[23] Suzanne Fields, “’Taking care’ in an aging society: Even the “Boomer” perspectives are changing,” The Washington Times, Oct. 3, 2005, p A19. She quotes a report by the President’s Council on Bioethics, “Taking Care: Ethical Caregiving in Our Aging Society”: “But in so doing, [emphasizing individual choice and planning] deliberately ignores the truth of human interdependence and our unavoidable need for human presence and care… The moral emphasis on choosing in advance needs to be replaced with a moral emphasis on caring in the present. The moral emphasis on independence needs to be supplemented with a moral commitment to serve the lives of those we love regardless of their disabilities,” words by Leon Kass. This sentiment was echoed by President Bush in his Inauguration Day 2005 speech; see http://www.doaskdotell.com/personal/quizessay.htm

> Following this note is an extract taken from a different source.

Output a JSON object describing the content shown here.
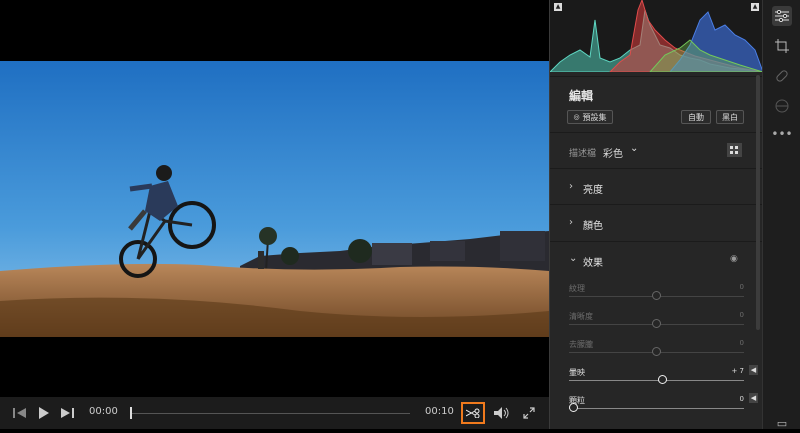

[24] Some gay activists have criticized privatization of social security as harmful to gays because they bear.  fewer children who could support them in old age. This needs to be considered in conjunction with Galbraith’s Mother Jones article at http://www.doaskdotell.com/controv/socialsecurity.htm  But I think just structuring an argument around someone’s needs is lopsided; you need to balance needs and responsibilities.  For gays, this begs the question as to whether bearing fewer children is a “choice” (or “private choice.”)  I think that it is.

[25] U.S. News & World Report, Nov. 27, 2006, “A Safety Net That Might Not Hold: Long-Term-Care Insurance Doesn’t Have Many Fans, But That May Change,” by Mitchell Andrews

[26] Jason La Canfora, “A Son’s Offer: A Father’s Decision,” The Washington Post, Dec. 18, 2005, relates the story of Shawn Springs, a Washington Redskins cornerback who would have offered a kidney and given up his pro football career for his father, with end stage renal disease associated with diabetes. The offer in this case was not accepted. In the third season of TheWB’s Everwood, the character Amy has given up going to Princeton when her mother develops spinal cancer.

[27] Nevertheless, see David Crary, Associated Press, “Bigger families gain in popularity; for many parents, two is not enough,” Oct. 9, 2006, reprinted in The Washington Times. There is a very slow growth in births to families already with two children.

Blaine Harden has a story, “America’s Population Set to Top 300 Million: Immigration Fuels Much of Growth,” The Washington Post, Oct. 12, 2006, in which he reports that non-Hispanic white women average one child less than Hispanic women.

[28] Although dependent care accounts would apparently accomplish this.

[29] See also notes about an ABC report about family responsibility discrimination in the workplace, at http://www.doaskdotell.com/content/wchap5.htm, note 143c.

[30] See also the New York Times story by Jane Gross, “Elder-Care Costs Deplete Savings of a Generation,” Dec. 30, 2006. My blogspot entry on it is http://billonmajorissues.blogspot.com/2006/12/filial-responsibility-burdens-major-ny.html   The article is at http://www.nytimes.com/2006/12/30/us/30support.html  (may require online subscription).

Another major link from the "Marriage and Family Encyclopedia": Filial Responsibility - Filial Responsibility Laws

[31] As far as I know, adult children are normally not responsible (out of their own separate money) for deceased parents debts (accept on joint accounts or contracts or if they had joint bank accounts); if they inherit estates, however, they have to pay debts (like reverse mortgages) owed on what they inherit. Again, the Medicaid “look back” period has increased (note above) and is tricky.

[32] Another reference is from 2005, “The Legal Responsibility of Adult Children to Care for Indigent Parents,” here, suggests “installment payments.”

[33] Another interesting reference dates back to 1956 by David Mandelker, “Family Responsibility Under American Poor Laws II” on Jstor, but only one page is viewable free, here.

[34] In China, a related concept is called “filial piety.”